Episode 668 (195)– Traveling by Plane
This is Retirement Talk. I’m Del Lowery.
Here I sit at 39,000 feet and feeling miserable. My eyes burn; my butt is numb. Is there a secret to flying that I haven’t figured out? We retired folks can recall when flying was a luxury. We would put on some very nice clothes, look forward with excitement to the trip, and marvel at air power. Western Airlines was flying out of Alaska in the 1970s. They offered a triangle flight out of Anchorage that went to Seattle, San Francisco, or Los Angeles. For another ten dollars you could book a return flight through Hawaii: ten dollars. Of course, you could stop as long as you wanted in Hawaii. They also served food(a choice from three entrées) on real plates, and it was an entire meal; including fresh bread, salad, and desert. They used real glasses, and filled them with complimentary wine or champagne. And even more important the seats were large enough and there was room for your legs and your overhead bag.
My how times have changed: today I am crowded on a plane that was over-booked. There is no leg room. The seats are so narrow that everyone walking down the aisle bumps into my shoulders – and my friends think of me as skinny. For food, I am offered a tiny bag of pretzels. I can buy something that they refer to as a sandwich if I have a credit card. My grandchildren just arrived from Alaska a few weeks ago. They didn’t have a credit card. All they had was cash. It wasn’t accepted on board the flight. They had nothing to eat. There are just kids. The airlines don’t discriminate. They will treat anyone badly.
And of course we need to pay extra if we wish to bring a suitcase with us. The rate can vary according to airlines. If I want to extend my flight in any way, shape or form, I first need to pay them anywhere from one hundred dollars to two hundred fifty dollars just for the privilege of changing the ticket. Then I will need to pay the extra fair.
Of course, on top of all of that other stuff, I am practically strip searched at the gate. Off come the shoes, empty my pockets, take off my belt, take off my hat, turn all of my belongings over to an x-ray machine and stand under the glare of several armed security people: people who are big enough to enforce most laws and yet to my aging eyes appear young enough to still be in school. Now they have taken it one step further with full body scans. A friend of mine just flew in and related her story of escaping the full body scan. She just had new knees put in. That sets off metal detectors so she was directed to a glass walled room and given a full pat down by hand. What a treat. Of course she is a grandmother of 70 years of age. I suppose she fits the profile of a terrorist?
I recall a flight to Anchorage for a Christmas holiday where Brenda and I both contracted the flu bug. We spent our entire two week trip with high fevers, throwing up, and laying in a darkened room - oh what fun! And my grandchildren; when they returned home from their recent visit also became sick; as did their dad. It all seems suspicious to me.

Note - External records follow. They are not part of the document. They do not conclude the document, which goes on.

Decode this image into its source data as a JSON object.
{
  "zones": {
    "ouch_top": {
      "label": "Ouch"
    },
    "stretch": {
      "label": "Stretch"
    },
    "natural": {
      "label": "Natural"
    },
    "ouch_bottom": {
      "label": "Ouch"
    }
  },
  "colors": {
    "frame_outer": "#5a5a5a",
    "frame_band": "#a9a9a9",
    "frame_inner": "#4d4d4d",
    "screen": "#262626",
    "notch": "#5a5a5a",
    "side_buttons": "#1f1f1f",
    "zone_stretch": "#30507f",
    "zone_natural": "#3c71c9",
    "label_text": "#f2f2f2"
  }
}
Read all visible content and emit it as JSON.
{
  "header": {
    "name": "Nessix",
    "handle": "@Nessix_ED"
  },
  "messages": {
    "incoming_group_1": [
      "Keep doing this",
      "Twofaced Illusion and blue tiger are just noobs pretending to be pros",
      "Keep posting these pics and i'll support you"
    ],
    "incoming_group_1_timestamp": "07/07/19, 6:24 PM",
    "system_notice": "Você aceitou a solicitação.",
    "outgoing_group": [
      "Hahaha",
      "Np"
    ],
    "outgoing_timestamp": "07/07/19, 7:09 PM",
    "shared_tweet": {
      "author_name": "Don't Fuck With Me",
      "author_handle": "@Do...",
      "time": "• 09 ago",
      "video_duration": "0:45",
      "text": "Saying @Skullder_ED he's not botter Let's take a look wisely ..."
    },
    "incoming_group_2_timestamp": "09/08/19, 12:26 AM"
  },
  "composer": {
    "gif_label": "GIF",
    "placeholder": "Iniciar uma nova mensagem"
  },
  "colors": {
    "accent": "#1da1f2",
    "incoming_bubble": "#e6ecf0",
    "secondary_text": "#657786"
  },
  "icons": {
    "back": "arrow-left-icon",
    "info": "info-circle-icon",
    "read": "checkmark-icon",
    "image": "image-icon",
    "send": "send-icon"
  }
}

Now a book entitled “Heat” by George Mombiot tells me that flying is one of the most environmentally damaging things we can do. Airplanes are doing incredible damage to the atmosphere. It takes more energy to fly from one place to the other than any other form of transportation – by far. He claims these love trips to see grandchildren have to stop, environmental tourism is an oxymoron – you do environmental damage just by the act of traveling. You don’t help the environment; you damage it – in a big way. No, we don’t hear much about this in the press. No one wants to hear it. The airlines certainly don’t want to lose customers and money. And most of us don’t want to give up pleasure trips. We rationalize. It reminds me of the ill effects of smoking and the press. The studies were in and the damage was well verified but there was little admission or concern by most of us. There was money to be made and a lot of people liked to smoke.
I know; I don’t have to go. I don’t have to fly. I can just sit at home and play my guitar, drink coffee at the local coffee shop, and exercise in my own neighborhood. (It sounds very good to me at the moment.) But we always find reasons. We don’t want to admit that for us, the time for exotic travel may be a thing of the past.
I wrote the following few lines in a beautiful condo just south of Puerto Vallarta – Conches Chinas. The water smashes against the sand and rocky beaches below. The blue water and sky can be seen running together endlessly out our walls of windows. Pelicans fly over-head. The condo is all white with high ceilings. Lazy fans run in every room; earth red tile cover the floors. Mexican music plays on the stereo – not loud enough to drown out the crashing surf. Twelve straight hours of sleep has restored energy to my body and I am so glad we came. What a marvel air travel is! That was four years ago.
My wife is starting to hesitate longer and longer between suggesting trips. It just doesn’t seem like it is worth it anymore. She knows there will be resistance.
I wrote the above ten years ago. Today coronavirus visits our world. Flying has become very happardaze to our health. We just threw away two airlines tickets and rented a car to return from sunny Arizona and our role as winter snowbirds. I am so glad. We are home safe and sound and we enjoyed a long, scenic road trip. We adjusted the best we could. And I did not miss taking another flight.
This is Retirement Talk. I’m Del Lowery.